Paul is toiling to sculpt a small believing community into a holy people, ready to face Christ when he comes as judge, and he does that both by stepping aside and also by throwing himself into costly creative caring.
A visit last week to Alcoholics Anonymous has particularly helped me to understand what this means. (Perhaps I should clarify: I went on invitation, as an observer.) It’s easy to imagine what we are doing here as something clean and polished, a bright performance which rolls easily off our liturgical and musical tongue and leaves us unmoved on any level except the aesthetic. But at the AA meeting I was reminded again of just what frail creatures we all are, how we nurse secret fears and a sense of being crushed by life – of how bitter we taste to ourselves, as Hopkins puts it. Can anything be made out of this, our un-varnished stuff?
The meeting thought this was possible through sharing – through sharing the struggle together and sharing the truth of how to defeat despair and self-delusion and of how to let a Higher Power hold sway.
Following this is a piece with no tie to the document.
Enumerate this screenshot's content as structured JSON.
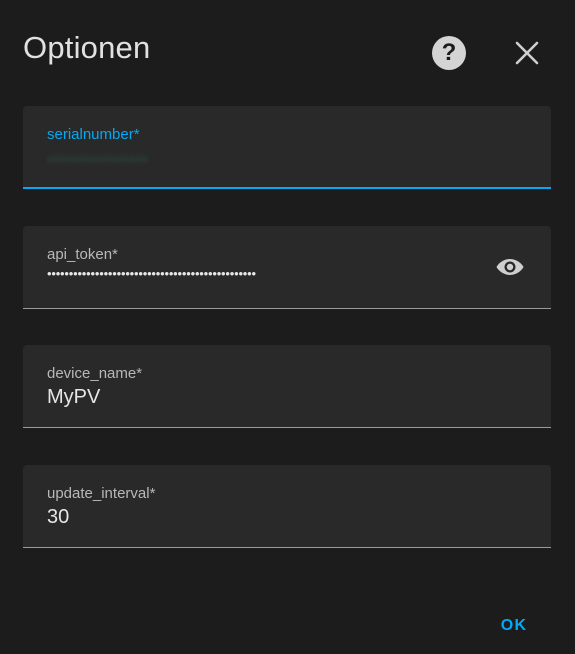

Some rejected God – I assume because they saw God as cold and punitive – but all of them reached out in weakness for something more the ‘the selfyeast of spirit’, which ‘a dull dough sours’ – Hopkins’ way of describing that horrible sense that we’re shrinking and coming to naught.
To be an Advent people we have to struggle and each one of us toil and labour for each other, to build a holy and hopeful community. God’s word has been spoken in Jesus Christ and in the coming season it will be spoken afresh, again – a clarion call, rousing us to wake from sleep and torpor. Our music will change – there will be more discord as the unfamiliar breaks into our tidy patterns and processes. There will be the longing cries of ‘Lord, have mercy’ and ‘Our Lord, come’. And there will, I hope, be more silence, as we stand dumb and dumbfounded before the Almighty, stripped of our delusion.
If we run to Christmas heedlessly, we will hear of a birth, but it won’t be our own. We will see the shepherds, the ox and ass, the Holy Family gathering around Jesus, but we won’t have the meekness or lowliness to join them at the manger.
What we need now, before all these wonders come to pass, is the courage to be sculpted, rough-hewn though we are, by a word that belongs to neither you nor me. It’s a disturbing word of judgement, but not of punishment, and it says to us in our fear and weakness: be real! be honest! be prepared for a Higher Power to take, break and remake this community, to make us ready to meet him when he comes in glory; to make us ready to meet him when he comes like a thief in the night.